Perinatal Mental Health
Your heart likely stopped every time you’ve taken a pregnancy test. Whether your test showed one line the first three tests you took or two lines instantly (or that anxiety-provoking line that seems to be screaming “maybe?!”), feeling a flood of emotions is normal. For many women, getting pregnant is one of the biggest transitions she’s yet faced in her lifetime. This isn’t the time to pull up your boot straps, it’s the perfect time to focus on yourself and your fears, anxieties, and needs. You may be elated, thrilled, and over-the-moon with joy and the next second be terrified, anxious, and overwhelmed. You may be wondering how this pregnancy will impact your marriage or if you and your partner are ready for this next step. From pre-conception to pregnancy to postpartum care to the early parenting years, it is my goal to support you and help you process the difficult feelings you may be experiencing. Together we will find a way to get you back at it! And I welcome your little one at our appointments—I know you’re dealing with some tough stuff and I want counseling to be as easy and accessible as possible to you. Check out my Services page on the different services I offer that may make therapy easier for you with your little one.
What is postpartum depression?
What are perinatal mood and anxiety disorders and what are the different kinds?
Many women don’t know that postpartum depression is only one in a wider spectrum of perinatal mental illnesses. (The word “perinatal,” by the way, means during pregnancy and after birth, so perinatal mental illnesses are those that happen any time during pregnancy or the first year postpartum.) Not everyone experiences the deep sadness and disconnection of postpartum depression.
Here is a list of perinatal mood and anxiety disorders we think you should know about:
- Postpartum Depression can feature appetite and sleep problems, difficulty concentrating and making decisions, lack of interest in the baby, irritation or anger or rage, withdrawal from interacting with others, sadness and crying, the constant feeling of being overwhelmed, and/or possible thoughts of harming oneself or running away and escaping.
- Antenatal Depression has symptoms similar to PPD but instead occurs during pregnancy.
- Postpartum Anxiety is marked by excessive worries and fears that are often centered on the baby, difficulty sleeping or eating, and sometimes physical symptoms like diarrhea, headaches or nausea. There is some discussion in the medical world that postpartum depression and postpartum anxiety are actually one in the same illness, and that some moms may have more depression-like symptoms while others’ experience of PPD is more filled with worry, fear and anxiety.
- Postpartum OCD is characterized by obsessions – scary intrusive thoughts or mental images that come into your head that you don’t not want that are often related to harm coming to your baby – and compulsions – doing things over and over to reduce the fears and obsessions like cleaning or counting.
- Postpartum Panic Disorder involves recurring panic attacks, which can include shortness of breath, chest pain, heart palpitations and numbness or tingling in the extremities.

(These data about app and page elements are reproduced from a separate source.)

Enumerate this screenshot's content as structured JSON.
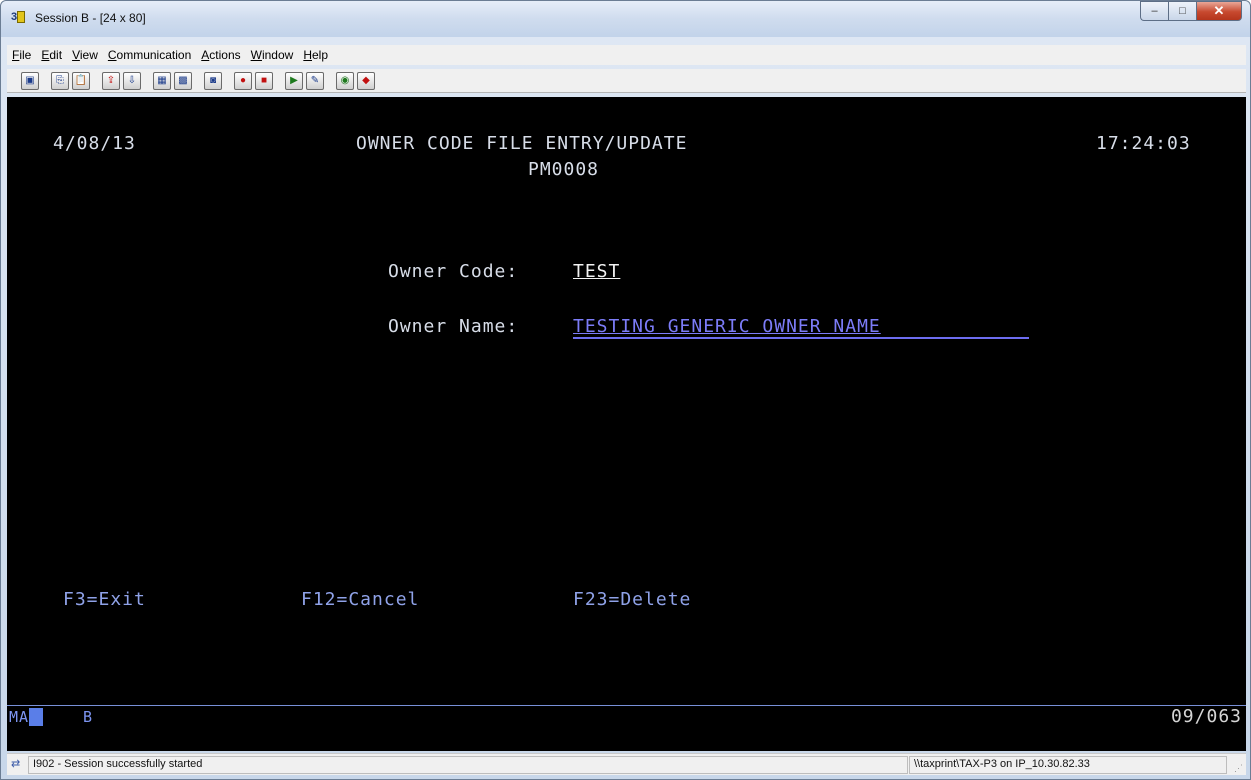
{
  "window": {
    "title": "Session B - [24 x 80]",
    "controls": {
      "minimize": "–",
      "maximize": "□",
      "close": "✕"
    }
  },
  "menubar": {
    "items": [
      {
        "label": "File",
        "mnemonic": "F",
        "rest": "ile"
      },
      {
        "label": "Edit",
        "mnemonic": "E",
        "rest": "dit"
      },
      {
        "label": "View",
        "mnemonic": "V",
        "rest": "iew"
      },
      {
        "label": "Communication",
        "mnemonic": "C",
        "rest": "ommunication"
      },
      {
        "label": "Actions",
        "mnemonic": "A",
        "rest": "ctions"
      },
      {
        "label": "Window",
        "mnemonic": "W",
        "rest": "indow"
      },
      {
        "label": "Help",
        "mnemonic": "H",
        "rest": "elp"
      }
    ]
  },
  "toolbar": {
    "icons": [
      {
        "name": "print-screen-icon",
        "glyph": "▣"
      },
      {
        "name": "copy-icon",
        "glyph": "⎘"
      },
      {
        "name": "paste-icon",
        "glyph": "📋"
      },
      {
        "name": "send-file-icon",
        "glyph": "⇪"
      },
      {
        "name": "receive-file-icon",
        "glyph": "⇩"
      },
      {
        "name": "display-icon",
        "glyph": "▦"
      },
      {
        "name": "keypad-icon",
        "glyph": "▩"
      },
      {
        "name": "macro-icon",
        "glyph": "◙"
      },
      {
        "name": "record-macro-icon",
        "glyph": "●"
      },
      {
        "name": "stop-macro-icon",
        "glyph": "■"
      },
      {
        "name": "play-macro-icon",
        "glyph": "▶"
      },
      {
        "name": "edit-macro-icon",
        "glyph": "✎"
      },
      {
        "name": "globe-icon",
        "glyph": "◉"
      },
      {
        "name": "help-icon",
        "glyph": "◆"
      }
    ]
  },
  "screen": {
    "date": "4/08/13",
    "title": "OWNER CODE FILE ENTRY/UPDATE",
    "program": "PM0008",
    "time": "17:24:03",
    "owner_code_label": "Owner Code:",
    "owner_code_value": "TEST",
    "owner_name_label": "Owner Name:",
    "owner_name_value": "TESTING GENERIC OWNER NAME",
    "fkeys": {
      "f3": "F3=Exit",
      "f12": "F12=Cancel",
      "f23": "F23=Delete"
    },
    "oia": {
      "mode": "MA",
      "session": "B",
      "cursor_position": "09/063"
    }
  },
  "statusbar": {
    "message": "I902 - Session successfully started",
    "connection": "\\\\taxprint\\TAX-P3 on IP_10.30.82.33"
  }
}
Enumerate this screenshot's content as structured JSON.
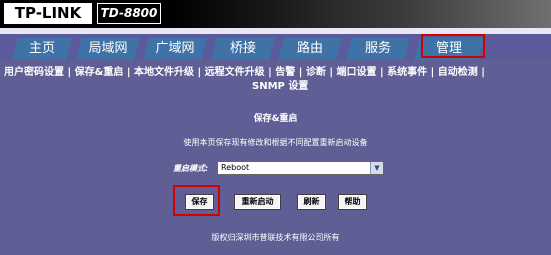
{
  "header": {
    "logo": "TP-LINK",
    "model": "TD-8800"
  },
  "tabs": [
    {
      "label": "主页",
      "active": false
    },
    {
      "label": "局域网",
      "active": false
    },
    {
      "label": "广域网",
      "active": false
    },
    {
      "label": "桥接",
      "active": false
    },
    {
      "label": "路由",
      "active": false
    },
    {
      "label": "服务",
      "active": false
    },
    {
      "label": "管理",
      "active": true
    }
  ],
  "submenu": [
    "用户密码设置",
    "保存&重启",
    "本地文件升级",
    "远程文件升级",
    "告警",
    "诊断",
    "端口设置",
    "系统事件",
    "自动检测",
    "SNMP 设置"
  ],
  "separator": "|",
  "page": {
    "title": "保存&重启",
    "description": "使用本页保存现有修改和根据不同配置重新启动设备",
    "restart_mode_label": "重启模式:",
    "restart_mode_value": "Reboot"
  },
  "buttons": {
    "save": "保存",
    "restart": "重新启动",
    "refresh": "刷新",
    "help": "帮助"
  },
  "footer": "版权归深圳市普联技术有限公司所有",
  "colors": {
    "background": "#5f5f95",
    "tab": "#3f73a8",
    "highlight": "#d40000"
  }
}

Some women having panic attacks feel like they’re having a heart attack.
- Postpartum Post-Traumatic Stress Disorder, usually brought on by a traumatic childbirth (or the perception of one), is similar to other forms of PTSD in that sufferers re- experience the trauma they experienced in thoughts and nightmares.
- Postpartum Psychosis is a rare and dangerous illness that is considered a psychiatric emergency and features delusions and/or hallucinations and mania.
- Bipolar, peripartum onset (also known as postpartum bipolar disorder) include symptoms like hypomania and mania, which includes pressurized/rapid speech, grandiose thinking, little need for sleep, agitation and/or depression. If you have these symptoms you should call your doctor immediately due to the potential rapid cycling of bipolar disorder.